Another advantage of the two sub-assembly design (they are called "uppers": the part with the bolt, barrel, and sights, and "lowers": the part with the buttstock and trigger assembly, which is legally the firearm) - is that one "lower" can be used with many different "uppers". This allows a shooter to have one upper with a long and heavy barrel, in say ,223 for target shooting or long range ground squirrel hunting and another in the powerful .458 SOCOM cartridge for hunting the largest game in North America, in thick brush at fairly close range. Since the uppers are not firearms (they cannot function without a lower), the gun owner not only saves a lot of money by not buying another lower, he or she also saves the cost and hassle of additional background checks and other government requirements - which can be considerable in some states.
Few other firearms designs are as modular as the AR10 and AR15.
50 years of development has resulted in a design that can be made so accurate that the Army and Marines are about to adopt an AR10 variant in 7.62 NATO as their primary sniper rifle. The Air Force has already done so. The modular design makes it easy to build a semi-automatic rifle that - for the first time in history - meets or exceeds that of a bolt action target, sniper or hunting rifle. The one thing a rifle shooter seeks more than anything else is accuracy.

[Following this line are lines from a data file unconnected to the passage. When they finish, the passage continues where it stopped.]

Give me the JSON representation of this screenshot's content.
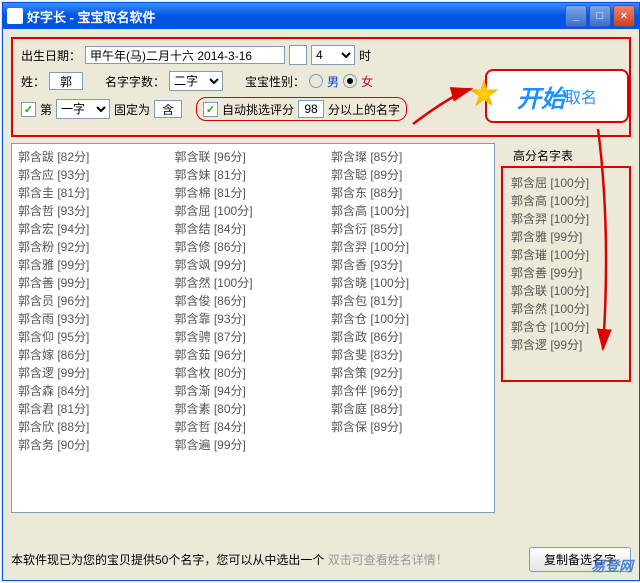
{
  "window": {
    "title": "好字长 - 宝宝取名软件"
  },
  "form": {
    "birth_label": "出生日期：",
    "birth_value": "甲午年(马)二月十六 2014-3-16",
    "hour_value": "4",
    "hour_unit": "时",
    "surname_label": "姓：",
    "surname_value": "郭",
    "charcnt_label": "名字字数：",
    "charcnt_value": "二字",
    "gender_label": "宝宝性别：",
    "gender_male": "男",
    "gender_female": "女",
    "chk_di": "第",
    "pos_value": "一字",
    "fix_label": "固定为",
    "fix_value": "含",
    "auto_label": "自动挑选评分",
    "auto_value": "98",
    "auto_tail": "分以上的名字"
  },
  "start": {
    "big": "开始",
    "small": "取名"
  },
  "list": {
    "rows": [
      [
        "郭含跋  [82分]",
        "郭含联  [96分]",
        "郭含璨  [85分]"
      ],
      [
        "郭含应  [93分]",
        "郭含妹  [81分]",
        "郭含聪  [89分]"
      ],
      [
        "郭含圭  [81分]",
        "郭含棉  [81分]",
        "郭含东  [88分]"
      ],
      [
        "郭含哲  [93分]",
        "郭含屈  [100分]",
        "郭含高  [100分]"
      ],
      [
        "郭含宏  [94分]",
        "郭含结  [84分]",
        "郭含衍  [85分]"
      ],
      [
        "郭含粉  [92分]",
        "郭含修  [86分]",
        "郭含羿  [100分]"
      ],
      [
        "郭含雅  [99分]",
        "郭含飒  [99分]",
        "郭含香  [93分]"
      ],
      [
        "郭含善  [99分]",
        "郭含然  [100分]",
        "郭含晓  [100分]"
      ],
      [
        "郭含员  [96分]",
        "郭含俊  [86分]",
        "郭含包  [81分]"
      ],
      [
        "郭含雨  [93分]",
        "郭含靠  [93分]",
        "郭含仓  [100分]"
      ],
      [
        "郭含仰  [95分]",
        "郭含骋  [87分]",
        "郭含政  [86分]"
      ],
      [
        "郭含嫁  [86分]",
        "郭含茹  [96分]",
        "郭含斐  [83分]"
      ],
      [
        "郭含逻  [99分]",
        "郭含枚  [80分]",
        "郭含策  [92分]"
      ],
      [
        "郭含森  [84分]",
        "郭含渐  [94分]",
        "郭含伴  [96分]"
      ],
      [
        "郭含君  [81分]",
        "郭含素  [80分]",
        "郭含庭  [88分]"
      ],
      [
        "郭含欣  [88分]",
        "郭含哲  [84分]",
        "郭含保  [89分]"
      ],
      [
        "郭含务  [90分]",
        "郭含遍  [99分]",
        ""
      ]
    ]
  },
  "side": {
    "header": "高分名字表",
    "items": [
      "郭含屈  [100分]",
      "郭含高  [100分]",
      "郭含羿  [100分]",
      "郭含雅  [99分]",
      "郭含璀  [100分]",
      "郭含善  [99分]",
      "郭含联  [100分]",
      "郭含然  [100分]",
      "郭含仓  [100分]",
      "郭含逻  [99分]"
    ]
  },
  "footer": {
    "msg": "本软件现已为您的宝贝提供50个名字，您可以从中选出一个",
    "hint": "双击可查看姓名详情！",
    "copy_btn": "复制备选名字"
  },
  "watermark": "易登网"
}
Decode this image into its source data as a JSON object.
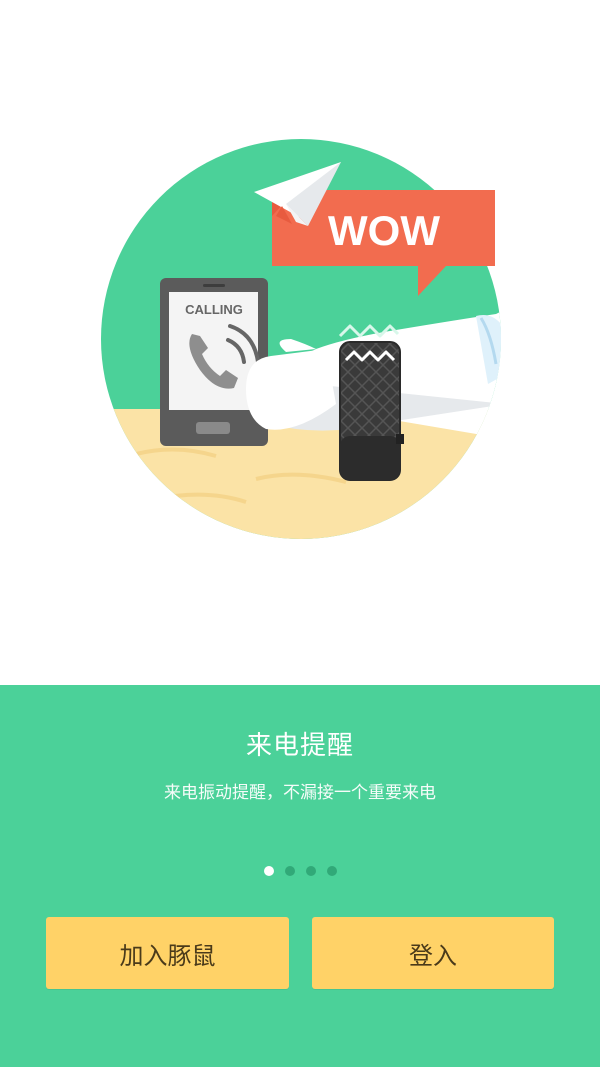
{
  "illustration": {
    "bubble_text": "WOW",
    "phone_screen_text": "CALLING"
  },
  "onboarding": {
    "title": "来电提醒",
    "subtitle": "来电振动提醒，不漏接一个重要来电",
    "pager": {
      "total": 4,
      "active_index": 0
    }
  },
  "actions": {
    "join_label": "加入豚鼠",
    "login_label": "登入"
  },
  "colors": {
    "accent_green": "#4bd199",
    "button_yellow": "#ffd267",
    "bubble_orange": "#f26c4f"
  }
}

So, these are the reasons with the AR15 and AR10 designs are the best selling rifles in the country. This is the truth about them. This is why we own them and why when the administration tries to ban them, they will find themselves facing a lot of political opposition from average gun owners who know the truth: If they can ban the AR15 because of how it looks, even though it kills fewer people than bare hands, they can ban anything.
If they can ban guns that are so seldom used in murders, that when they are used the range is usually so close that a semi-auto pistol would be just as effective, than handguns will be next - because they are the number one murder weapon used in America.
We gun owners are willing to talk and we are willing to listen. We will see if the administration and the gun control advocates are willing to do the same, however since they have not done so in many, many years, I will not hold my breath.